#### Excerpted records ####

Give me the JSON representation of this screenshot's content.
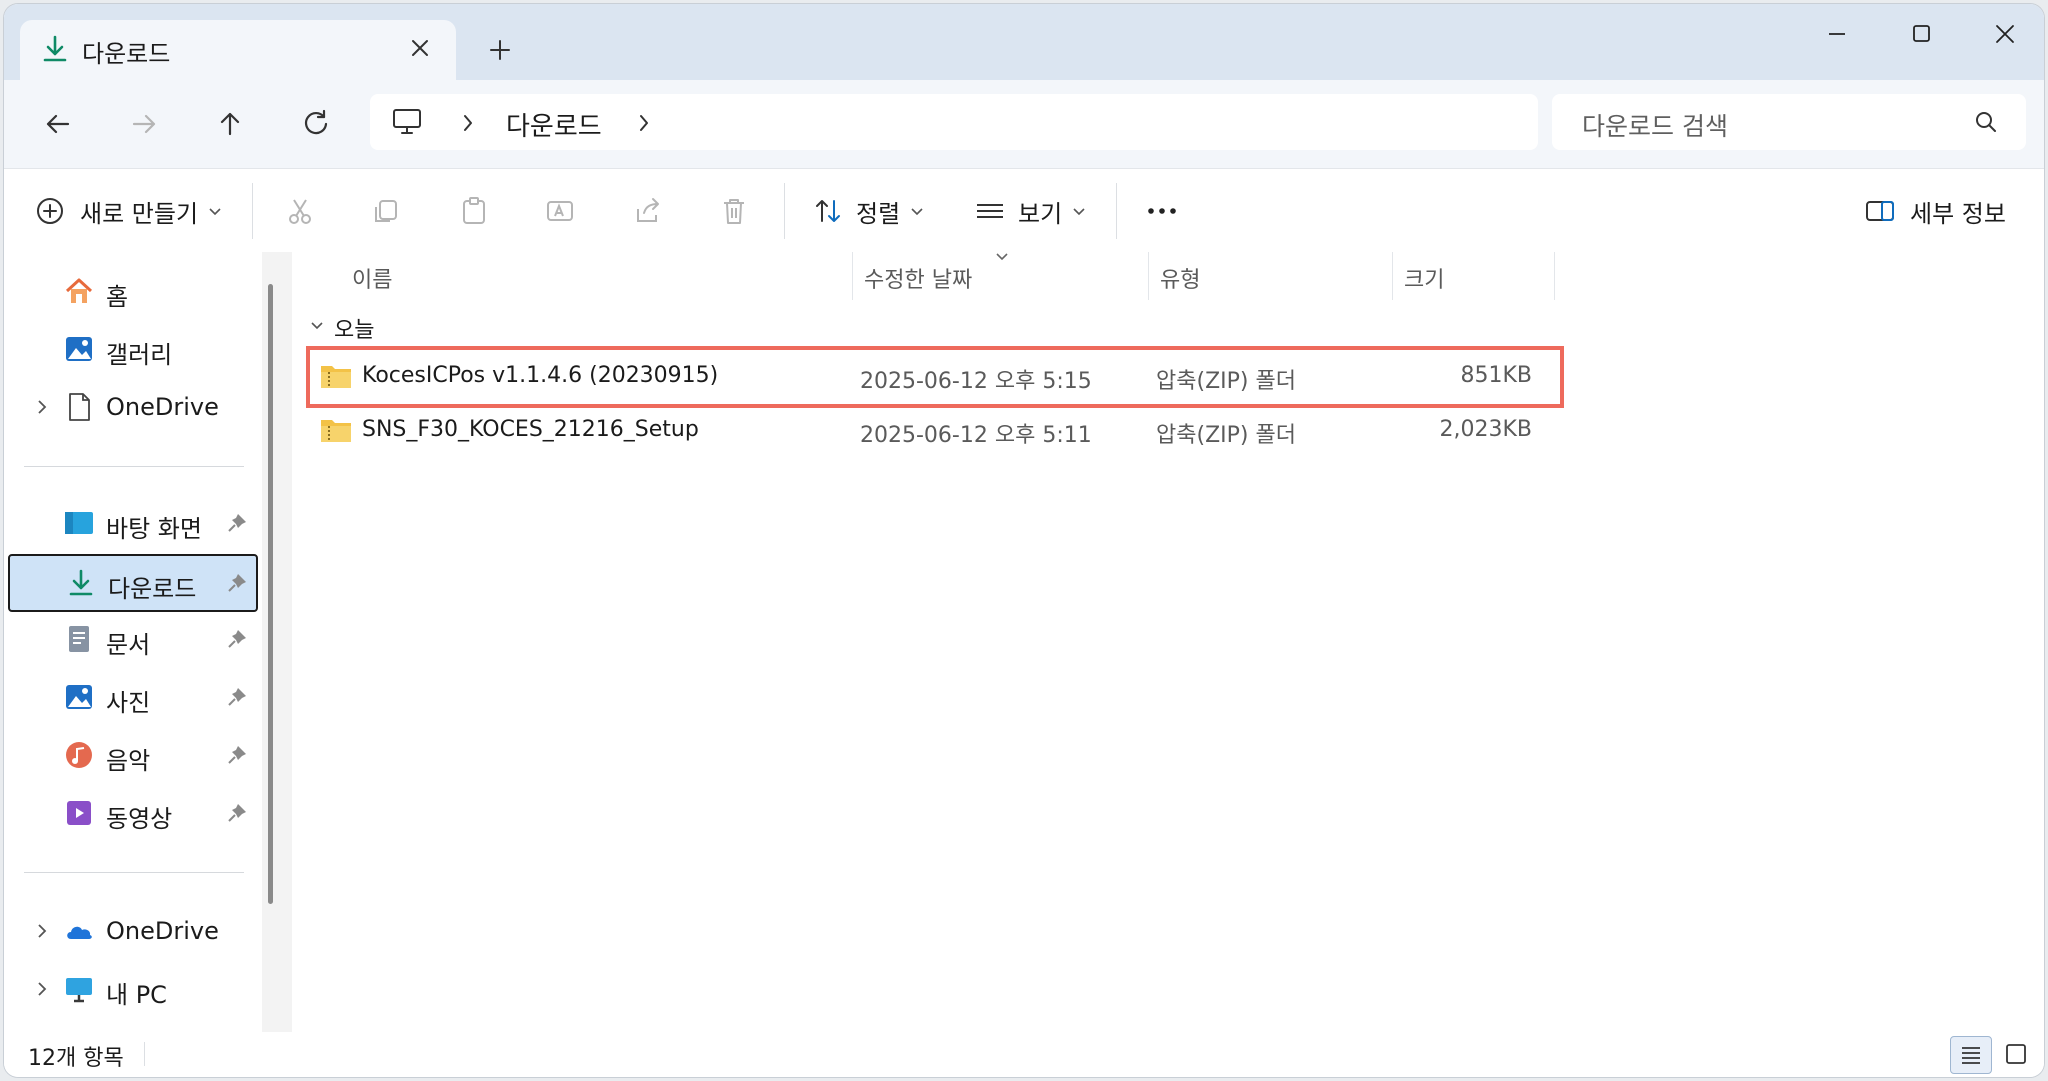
{
  "tab": {
    "title": "다운로드"
  },
  "address": {
    "segments": [
      "다운로드"
    ]
  },
  "search": {
    "placeholder": "다운로드 검색"
  },
  "command_bar": {
    "new_label": "새로 만들기",
    "sort_label": "정렬",
    "view_label": "보기",
    "details_label": "세부 정보"
  },
  "sidebar": {
    "home": "홈",
    "gallery": "갤러리",
    "onedrive_personal": "OneDrive",
    "desktop": "바탕 화면",
    "downloads": "다운로드",
    "documents": "문서",
    "pictures": "사진",
    "music": "음악",
    "videos": "동영상",
    "onedrive": "OneDrive",
    "this_pc": "내 PC"
  },
  "columns": {
    "name": "이름",
    "date": "수정한 날짜",
    "type": "유형",
    "size": "크기"
  },
  "group": {
    "label": "오늘"
  },
  "files": [
    {
      "name": "KocesICPos v1.1.4.6 (20230915)",
      "date": "2025-06-12 오후 5:15",
      "type": "압축(ZIP) 폴더",
      "size": "851KB",
      "highlighted": true
    },
    {
      "name": "SNS_F30_KOCES_21216_Setup",
      "date": "2025-06-12 오후 5:11",
      "type": "압축(ZIP) 폴더",
      "size": "2,023KB",
      "highlighted": false
    }
  ],
  "status": {
    "item_count": "12개 항목"
  },
  "colors": {
    "accent": "#0a7a5a",
    "highlight_box": "#ee6a5c",
    "selection": "#cfe3f7"
  }
}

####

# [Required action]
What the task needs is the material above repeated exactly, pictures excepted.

# [Result for this exercise]
Give me the JSON representation of this screenshot's content.
{
  "tab": {
    "title": "다운로드"
  },
  "address": {
    "segments": [
      "다운로드"
    ]
  },
  "search": {
    "placeholder": "다운로드 검색"
  },
  "command_bar": {
    "new_label": "새로 만들기",
    "sort_label": "정렬",
    "view_label": "보기",
    "details_label": "세부 정보"
  },
  "sidebar": {
    "home": "홈",
    "gallery": "갤러리",
    "onedrive_personal": "OneDrive",
    "desktop": "바탕 화면",
    "downloads": "다운로드",
    "documents": "문서",
    "pictures": "사진",
    "music": "음악",
    "videos": "동영상",
    "onedrive": "OneDrive",
    "this_pc": "내 PC"
  },
  "columns": {
    "name": "이름",
    "date": "수정한 날짜",
    "type": "유형",
    "size": "크기"
  },
  "group": {
    "label": "오늘"
  },
  "files": [
    {
      "name": "KocesICPos v1.1.4.6 (20230915)",
      "date": "2025-06-12 오후 5:15",
      "type": "압축(ZIP) 폴더",
      "size": "851KB",
      "highlighted": true
    },
    {
      "name": "SNS_F30_KOCES_21216_Setup",
      "date": "2025-06-12 오후 5:11",
      "type": "압축(ZIP) 폴더",
      "size": "2,023KB",
      "highlighted": false
    }
  ],
  "status": {
    "item_count": "12개 항목"
  },
  "colors": {
    "accent": "#0a7a5a",
    "highlight_box": "#ee6a5c",
    "selection": "#cfe3f7"
  }
}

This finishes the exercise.